[Excerpts from an interface dataset]
○ ○ ○ ○ ○ ○ ○

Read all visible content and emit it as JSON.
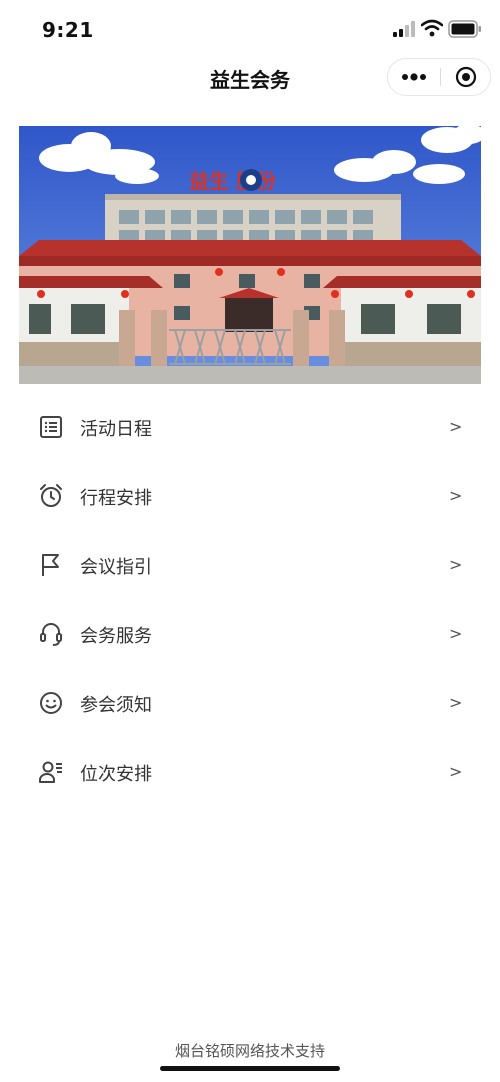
{
  "status": {
    "time": "9:21"
  },
  "nav": {
    "title": "益生会务"
  },
  "banner": {
    "sign_text": "益生 股份"
  },
  "menu": [
    {
      "label": "活动日程",
      "icon": "list-icon",
      "arrow": ">"
    },
    {
      "label": "行程安排",
      "icon": "alarm-clock-icon",
      "arrow": ">"
    },
    {
      "label": "会议指引",
      "icon": "flag-icon",
      "arrow": ">"
    },
    {
      "label": "会务服务",
      "icon": "headset-icon",
      "arrow": ">"
    },
    {
      "label": "参会须知",
      "icon": "smile-icon",
      "arrow": ">"
    },
    {
      "label": "位次安排",
      "icon": "person-list-icon",
      "arrow": ">"
    }
  ],
  "footer": {
    "text": "烟台铭硕网络技术支持"
  }
}
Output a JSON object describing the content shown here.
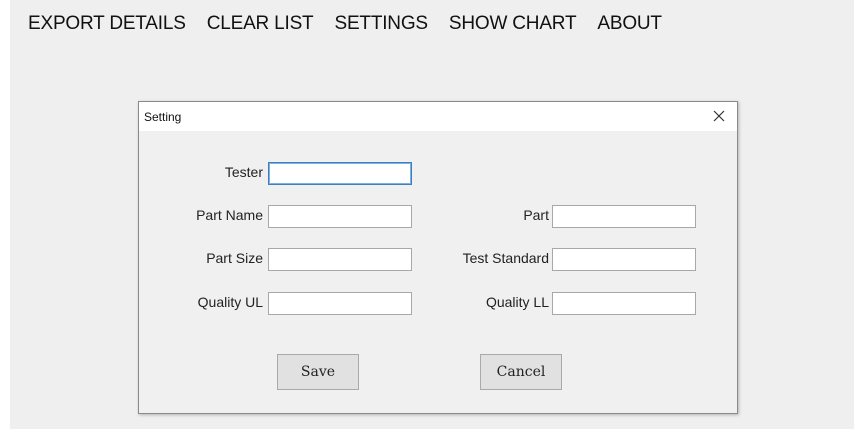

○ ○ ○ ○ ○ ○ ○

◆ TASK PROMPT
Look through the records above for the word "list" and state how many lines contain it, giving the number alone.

◆ RESULT
2